-- INPUT DATA follows --
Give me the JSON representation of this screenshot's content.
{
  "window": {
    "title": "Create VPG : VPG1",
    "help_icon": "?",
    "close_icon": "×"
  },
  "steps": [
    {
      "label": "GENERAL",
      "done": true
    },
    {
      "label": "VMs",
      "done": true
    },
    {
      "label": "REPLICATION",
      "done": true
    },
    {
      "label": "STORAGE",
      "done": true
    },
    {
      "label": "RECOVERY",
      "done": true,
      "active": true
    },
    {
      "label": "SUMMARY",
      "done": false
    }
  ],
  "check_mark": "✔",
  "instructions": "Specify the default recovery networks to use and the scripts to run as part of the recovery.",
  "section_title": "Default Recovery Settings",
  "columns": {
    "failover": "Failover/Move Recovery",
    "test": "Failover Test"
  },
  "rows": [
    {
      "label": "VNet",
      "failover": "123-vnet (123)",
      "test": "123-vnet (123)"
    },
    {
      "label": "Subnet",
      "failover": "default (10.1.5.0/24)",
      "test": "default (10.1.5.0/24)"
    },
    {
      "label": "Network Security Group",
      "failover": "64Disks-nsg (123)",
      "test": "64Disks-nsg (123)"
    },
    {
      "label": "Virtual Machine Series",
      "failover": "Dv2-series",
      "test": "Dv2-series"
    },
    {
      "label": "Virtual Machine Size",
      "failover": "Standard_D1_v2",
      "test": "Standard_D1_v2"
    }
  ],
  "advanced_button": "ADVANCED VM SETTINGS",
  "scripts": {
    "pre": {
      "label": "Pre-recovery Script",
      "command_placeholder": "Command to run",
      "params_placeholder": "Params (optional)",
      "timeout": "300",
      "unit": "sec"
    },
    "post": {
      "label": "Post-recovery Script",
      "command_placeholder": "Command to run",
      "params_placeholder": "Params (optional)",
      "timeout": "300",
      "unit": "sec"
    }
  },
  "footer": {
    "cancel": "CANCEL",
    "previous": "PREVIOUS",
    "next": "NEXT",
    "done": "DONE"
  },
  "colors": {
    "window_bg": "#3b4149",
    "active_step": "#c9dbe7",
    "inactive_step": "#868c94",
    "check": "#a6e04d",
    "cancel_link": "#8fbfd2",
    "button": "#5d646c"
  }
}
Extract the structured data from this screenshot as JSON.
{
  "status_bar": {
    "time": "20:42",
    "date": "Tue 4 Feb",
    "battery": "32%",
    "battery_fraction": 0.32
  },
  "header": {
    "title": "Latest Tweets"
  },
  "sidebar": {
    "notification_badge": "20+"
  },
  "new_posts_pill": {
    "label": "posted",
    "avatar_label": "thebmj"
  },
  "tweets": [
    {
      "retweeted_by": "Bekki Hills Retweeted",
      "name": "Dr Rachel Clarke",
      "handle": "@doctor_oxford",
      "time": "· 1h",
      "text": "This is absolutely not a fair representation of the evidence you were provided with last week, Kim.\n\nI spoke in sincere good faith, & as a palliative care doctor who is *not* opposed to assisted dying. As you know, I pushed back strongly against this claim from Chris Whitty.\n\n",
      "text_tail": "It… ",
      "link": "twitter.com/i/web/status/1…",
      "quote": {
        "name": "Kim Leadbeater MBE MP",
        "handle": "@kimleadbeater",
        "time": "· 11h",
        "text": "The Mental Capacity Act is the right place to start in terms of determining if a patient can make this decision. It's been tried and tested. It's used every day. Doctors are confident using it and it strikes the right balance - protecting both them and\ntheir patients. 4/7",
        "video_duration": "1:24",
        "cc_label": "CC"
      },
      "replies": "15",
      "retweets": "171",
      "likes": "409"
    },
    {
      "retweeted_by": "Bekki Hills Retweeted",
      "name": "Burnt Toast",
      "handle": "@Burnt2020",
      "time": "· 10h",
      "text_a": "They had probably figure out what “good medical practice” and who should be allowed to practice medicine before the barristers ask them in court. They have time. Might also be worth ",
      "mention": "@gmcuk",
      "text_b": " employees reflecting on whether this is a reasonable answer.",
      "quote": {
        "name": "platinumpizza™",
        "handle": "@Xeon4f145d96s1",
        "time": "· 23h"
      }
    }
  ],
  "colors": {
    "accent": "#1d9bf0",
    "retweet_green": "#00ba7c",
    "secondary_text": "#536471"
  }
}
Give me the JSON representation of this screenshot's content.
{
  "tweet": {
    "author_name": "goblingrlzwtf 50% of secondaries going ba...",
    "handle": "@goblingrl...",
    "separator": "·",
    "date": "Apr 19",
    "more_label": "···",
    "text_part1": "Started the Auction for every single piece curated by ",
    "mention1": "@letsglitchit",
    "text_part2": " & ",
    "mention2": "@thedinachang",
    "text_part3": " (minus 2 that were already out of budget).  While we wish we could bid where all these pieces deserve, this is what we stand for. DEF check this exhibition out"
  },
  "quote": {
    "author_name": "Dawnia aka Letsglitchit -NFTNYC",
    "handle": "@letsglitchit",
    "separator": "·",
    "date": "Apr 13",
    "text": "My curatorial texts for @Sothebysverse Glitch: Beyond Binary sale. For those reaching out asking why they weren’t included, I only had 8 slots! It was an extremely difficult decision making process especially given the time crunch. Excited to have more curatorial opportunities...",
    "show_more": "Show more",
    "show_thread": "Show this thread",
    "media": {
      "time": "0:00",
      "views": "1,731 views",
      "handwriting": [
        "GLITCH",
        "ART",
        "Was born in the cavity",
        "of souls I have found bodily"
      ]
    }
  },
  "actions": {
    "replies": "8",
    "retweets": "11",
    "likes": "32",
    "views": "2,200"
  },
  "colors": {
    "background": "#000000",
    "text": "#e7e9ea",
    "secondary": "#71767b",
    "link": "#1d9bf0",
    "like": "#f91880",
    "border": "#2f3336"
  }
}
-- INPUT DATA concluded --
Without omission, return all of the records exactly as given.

• [RESULT OF THE EXERCISE]:
Give me the JSON representation of this screenshot's content.
{
  "window": {
    "title": "Create VPG : VPG1",
    "help_icon": "?",
    "close_icon": "×"
  },
  "steps": [
    {
      "label": "GENERAL",
      "done": true
    },
    {
      "label": "VMs",
      "done": true
    },
    {
      "label": "REPLICATION",
      "done": true
    },
    {
      "label": "STORAGE",
      "done": true
    },
    {
      "label": "RECOVERY",
      "done": true,
      "active": true
    },
    {
      "label": "SUMMARY",
      "done": false
    }
  ],
  "check_mark": "✔",
  "instructions": "Specify the default recovery networks to use and the scripts to run as part of the recovery.",
  "section_title": "Default Recovery Settings",
  "columns": {
    "failover": "Failover/Move Recovery",
    "test": "Failover Test"
  },
  "rows": [
    {
      "label": "VNet",
      "failover": "123-vnet (123)",
      "test": "123-vnet (123)"
    },
    {
      "label": "Subnet",
      "failover": "default (10.1.5.0/24)",
      "test": "default (10.1.5.0/24)"
    },
    {
      "label": "Network Security Group",
      "failover": "64Disks-nsg (123)",
      "test": "64Disks-nsg (123)"
    },
    {
      "label": "Virtual Machine Series",
      "failover": "Dv2-series",
      "test": "Dv2-series"
    },
    {
      "label": "Virtual Machine Size",
      "failover": "Standard_D1_v2",
      "test": "Standard_D1_v2"
    }
  ],
  "advanced_button": "ADVANCED VM SETTINGS",
  "scripts": {
    "pre": {
      "label": "Pre-recovery Script",
      "command_placeholder": "Command to run",
      "params_placeholder": "Params (optional)",
      "timeout": "300",
      "unit": "sec"
    },
    "post": {
      "label": "Post-recovery Script",
      "command_placeholder": "Command to run",
      "params_placeholder": "Params (optional)",
      "timeout": "300",
      "unit": "sec"
    }
  },
  "footer": {
    "cancel": "CANCEL",
    "previous": "PREVIOUS",
    "next": "NEXT",
    "done": "DONE"
  },
  "colors": {
    "window_bg": "#3b4149",
    "active_step": "#c9dbe7",
    "inactive_step": "#868c94",
    "check": "#a6e04d",
    "cancel_link": "#8fbfd2",
    "button": "#5d646c"
  }
}
Extract the structured data from this screenshot as JSON.
{
  "status_bar": {
    "time": "20:42",
    "date": "Tue 4 Feb",
    "battery": "32%",
    "battery_fraction": 0.32
  },
  "header": {
    "title": "Latest Tweets"
  },
  "sidebar": {
    "notification_badge": "20+"
  },
  "new_posts_pill": {
    "label": "posted",
    "avatar_label": "thebmj"
  },
  "tweets": [
    {
      "retweeted_by": "Bekki Hills Retweeted",
      "name": "Dr Rachel Clarke",
      "handle": "@doctor_oxford",
      "time": "· 1h",
      "text": "This is absolutely not a fair representation of the evidence you were provided with last week, Kim.\n\nI spoke in sincere good faith, & as a palliative care doctor who is *not* opposed to assisted dying. As you know, I pushed back strongly against this claim from Chris Whitty.\n\n",
      "text_tail": "It… ",
      "link": "twitter.com/i/web/status/1…",
      "quote": {
        "name": "Kim Leadbeater MBE MP",
        "handle": "@kimleadbeater",
        "time": "· 11h",
        "text": "The Mental Capacity Act is the right place to start in terms of determining if a patient can make this decision. It's been tried and tested. It's used every day. Doctors are confident using it and it strikes the right balance - protecting both them and\ntheir patients. 4/7",
        "video_duration": "1:24",
        "cc_label": "CC"
      },
      "replies": "15",
      "retweets": "171",
      "likes": "409"
    },
    {
      "retweeted_by": "Bekki Hills Retweeted",
      "name": "Burnt Toast",
      "handle": "@Burnt2020",
      "time": "· 10h",
      "text_a": "They had probably figure out what “good medical practice” and who should be allowed to practice medicine before the barristers ask them in court. They have time. Might also be worth ",
      "mention": "@gmcuk",
      "text_b": " employees reflecting on whether this is a reasonable answer.",
      "quote": {
        "name": "platinumpizza™",
        "handle": "@Xeon4f145d96s1",
        "time": "· 23h"
      }
    }
  ],
  "colors": {
    "accent": "#1d9bf0",
    "retweet_green": "#00ba7c",
    "secondary_text": "#536471"
  }
}
Give me the JSON representation of this screenshot's content.
{
  "tweet": {
    "author_name": "goblingrlzwtf 50% of secondaries going ba...",
    "handle": "@goblingrl...",
    "separator": "·",
    "date": "Apr 19",
    "more_label": "···",
    "text_part1": "Started the Auction for every single piece curated by ",
    "mention1": "@letsglitchit",
    "text_part2": " & ",
    "mention2": "@thedinachang",
    "text_part3": " (minus 2 that were already out of budget).  While we wish we could bid where all these pieces deserve, this is what we stand for. DEF check this exhibition out"
  },
  "quote": {
    "author_name": "Dawnia aka Letsglitchit -NFTNYC",
    "handle": "@letsglitchit",
    "separator": "·",
    "date": "Apr 13",
    "text": "My curatorial texts for @Sothebysverse Glitch: Beyond Binary sale. For those reaching out asking why they weren’t included, I only had 8 slots! It was an extremely difficult decision making process especially given the time crunch. Excited to have more curatorial opportunities...",
    "show_more": "Show more",
    "show_thread": "Show this thread",
    "media": {
      "time": "0:00",
      "views": "1,731 views",
      "handwriting": [
        "GLITCH",
        "ART",
        "Was born in the cavity",
        "of souls I have found bodily"
      ]
    }
  },
  "actions": {
    "replies": "8",
    "retweets": "11",
    "likes": "32",
    "views": "2,200"
  },
  "colors": {
    "background": "#000000",
    "text": "#e7e9ea",
    "secondary": "#71767b",
    "link": "#1d9bf0",
    "like": "#f91880",
    "border": "#2f3336"
  }
}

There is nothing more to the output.